April 19th

Novel Drug Targeted at Cancer Stem Cells Shows Promise in Pancreatic Cancer

The combination of a novel drug (tigatuzumab) directed against pancreatic cancer stem cells, and the drug (gemcitabine) currently used for the treatment of pancreatic cancer, has shown promising results in achieving tumor remission and preventing recurrence. Tigatuzumab is a humanized antibody directed against death receptor-5, which the researchers showed is overexpressed in pancreatic cancer stem cells. In the studies, ten patient-derived tumors were implanted in laboratory mice and the effects of the combination therapy were evaluated. Treatment with gemcitabine and tigatuzumab resulted in the reduction of pancreatic cancer stem cells, caused tumor remission, and significantly increased time-to-tumor progression in fifty percent of treated cases from a median of 54 days to 103 days.
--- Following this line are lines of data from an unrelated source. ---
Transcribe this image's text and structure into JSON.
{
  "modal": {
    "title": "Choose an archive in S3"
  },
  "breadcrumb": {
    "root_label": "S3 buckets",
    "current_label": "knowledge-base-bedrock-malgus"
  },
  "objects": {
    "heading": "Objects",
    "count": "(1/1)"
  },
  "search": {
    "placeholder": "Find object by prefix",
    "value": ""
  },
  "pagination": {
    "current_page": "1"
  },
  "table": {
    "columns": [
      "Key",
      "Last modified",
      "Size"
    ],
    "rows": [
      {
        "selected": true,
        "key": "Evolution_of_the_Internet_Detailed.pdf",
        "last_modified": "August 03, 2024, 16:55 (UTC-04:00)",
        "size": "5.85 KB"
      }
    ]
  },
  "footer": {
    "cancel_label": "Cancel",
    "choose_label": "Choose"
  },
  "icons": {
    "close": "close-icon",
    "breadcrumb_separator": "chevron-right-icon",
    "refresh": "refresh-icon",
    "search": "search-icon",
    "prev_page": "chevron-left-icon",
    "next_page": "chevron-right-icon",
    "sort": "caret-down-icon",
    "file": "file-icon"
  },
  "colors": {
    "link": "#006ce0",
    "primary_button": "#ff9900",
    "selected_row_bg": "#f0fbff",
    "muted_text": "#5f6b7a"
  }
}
These results were obtained by researchers from Johns Hopkins and colleagues, and will be presented at the annual AACR meeting April 18-22. [Press release]

Nine New X-Chromosome Genes Associated with Learning Disabilities

Researchers have identified nine new genes on the X-chromosome that, when mutated, are associated with learning disabilities. "We sequenced 720 out of the approximately 800 known genes on the X chromosome in more than 200 families affected by X-linked learning disabilities," explained Professor Michael Stratton, from the Wellcome Trust Sanger Institute. "This is the largest sequencing study of complex disease ever reported." Learning disability is significantly more common in males than in females, and genetic causes have long been sought on the X-chromosome as males have only one X chromosome and so a gene mutation on the X is more likely to have an effect in males than in females. These new findings are expected to aid the diagnoses of X-linked learning disabilities and to enable more comprehensive genetic counseling. [Press release] [Nature Genetics abstract]

April 18th

Synthesis of Anti-Leukemia Compounds from South Pacific Sponge

Scientists at the Scripps Research Institute have succeeded in synthesizing kapakahines, compounds with anti-leukemia potential that are normally produced in vanishingly small quantities by the South Pacific tube-type sponge Cripbrochalina olemda. With the synthetic process in hand, it will be possible, for the first time, to produce kapakahines in quantities sufficient for thorough study of their effectiveness in combating leukemia. [Press release] [JACS abstract]

Origins of Deadly Prostate Cancer Traced to Single Aberrant Cell

The origins of metastatic prostate cancer cells can be traced to a single original cancer cell in individuals. This is the conclusion of a 14-year autopsy-based study of copy number variation in the cells of prostate cancer victims. The study was carried out by researchers at Johns Hopkins and collaborating institutions. The findings call into question current views of the origins of primary prostate cancer and suggest that the genomic profile of prostate cancer metastases should inform therapeutic decisions. [Press release] [Nature Medicine abstract]